Supremes to decide copyright terms


The Supreme Court will decide whether companies can own copyrights for 95
years and individuals can own them until 70 years after their deaths, the court
said Tuesday.

In 1998, Congress extended copyright terms by 20 years. Companies and
copyright owners want to keep the extended copyrights, while challengers want
free access to formerly copyrighted products, such as TV shows, songs, movies
and characters.

'We have absolute confidence that the Supreme Court will uphold the decision
of the U.S. Circuit Court of Appeals and the wisdom of the Congress, confirming
that Congress acted within its authority in extending the term of copyright
protection by 20 years to maintain term parity with the EU [European Union] and
other nations that have extended copyright terms,' Motion Picture Association of
America president Jack Valenti said.

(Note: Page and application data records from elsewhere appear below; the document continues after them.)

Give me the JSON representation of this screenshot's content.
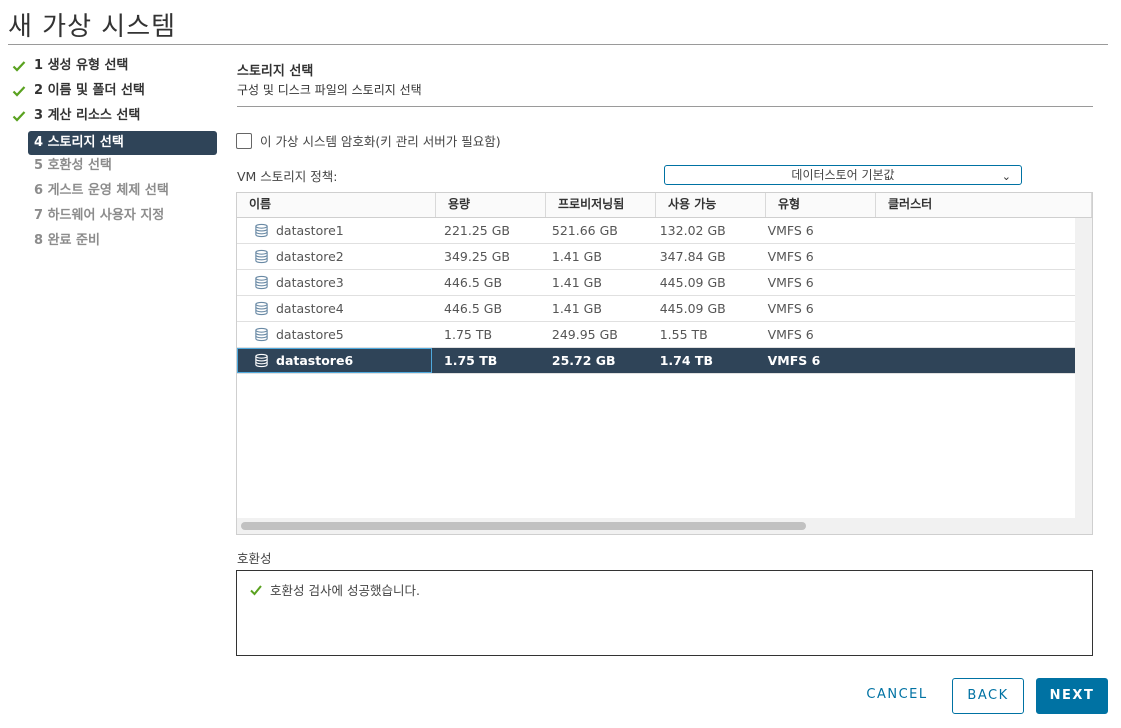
{
  "window": {
    "title": "새 가상 시스템"
  },
  "steps": [
    {
      "label": "1 생성 유형 선택",
      "state": "done"
    },
    {
      "label": "2 이름 및 폴더 선택",
      "state": "done"
    },
    {
      "label": "3 계산 리소스 선택",
      "state": "done"
    },
    {
      "label": "4 스토리지 선택",
      "state": "active"
    },
    {
      "label": "5 호환성 선택",
      "state": "todo"
    },
    {
      "label": "6 게스트 운영 체제 선택",
      "state": "todo"
    },
    {
      "label": "7 하드웨어 사용자 지정",
      "state": "todo"
    },
    {
      "label": "8 완료 준비",
      "state": "todo"
    }
  ],
  "section": {
    "title": "스토리지 선택",
    "subtitle": "구성 및 디스크 파일의 스토리지 선택"
  },
  "encrypt": {
    "label": "이 가상 시스템 암호화(키 관리 서버가 필요함)",
    "checked": false
  },
  "policy": {
    "label": "VM 스토리지 정책:",
    "value": "데이터스토어 기본값"
  },
  "table": {
    "columns": [
      "이름",
      "용량",
      "프로비저닝됨",
      "사용 가능",
      "유형",
      "클러스터"
    ],
    "rows": [
      {
        "name": "datastore1",
        "capacity": "221.25 GB",
        "provisioned": "521.66 GB",
        "free": "132.02 GB",
        "type": "VMFS 6",
        "cluster": ""
      },
      {
        "name": "datastore2",
        "capacity": "349.25 GB",
        "provisioned": "1.41 GB",
        "free": "347.84 GB",
        "type": "VMFS 6",
        "cluster": ""
      },
      {
        "name": "datastore3",
        "capacity": "446.5 GB",
        "provisioned": "1.41 GB",
        "free": "445.09 GB",
        "type": "VMFS 6",
        "cluster": ""
      },
      {
        "name": "datastore4",
        "capacity": "446.5 GB",
        "provisioned": "1.41 GB",
        "free": "445.09 GB",
        "type": "VMFS 6",
        "cluster": ""
      },
      {
        "name": "datastore5",
        "capacity": "1.75 TB",
        "provisioned": "249.95 GB",
        "free": "1.55 TB",
        "type": "VMFS 6",
        "cluster": ""
      },
      {
        "name": "datastore6",
        "capacity": "1.75 TB",
        "provisioned": "25.72 GB",
        "free": "1.74 TB",
        "type": "VMFS 6",
        "cluster": "",
        "selected": true
      }
    ]
  },
  "compat": {
    "label": "호환성",
    "message": "호환성 검사에 성공했습니다."
  },
  "buttons": {
    "cancel": "CANCEL",
    "back": "BACK",
    "next": "NEXT"
  },
  "colors": {
    "accent": "#0072a3",
    "selected": "#2f4458",
    "success": "#5aa220"
  }
}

Content providers in Europe own their copyrights for 95 years -- a right they
earned from the EU prior to 1998.

Companies such as The Walt Disney Co. are concerned about losing the rights
to characters such as Mickey Mouse and Winnie the Pooh, which are big revenue
drivers for them.

And last year, the U.S. District Court of Appeals for the D.C. Circuit upheld
copyright extensions, saying that the Constitution clearly leans toward solid
rights for copyright holders.

Meanwhile, makers of copying devices want copyrights to expire sooner so that
the public can access more material.

'Considering that the Constitution provides artists exclusive rights for a
`limited' time, one must question if lawmakers have not overlooked the equal, if
not greater, responsibility to preserve the public domain, which is prerequisite
to future growth and creativity,' Consumer Electronics Association president
Gary Shapiro said.

'It is highly doubtful that the framers intended the `limited' term of
copyright to be extended on a routine and regular basis,' he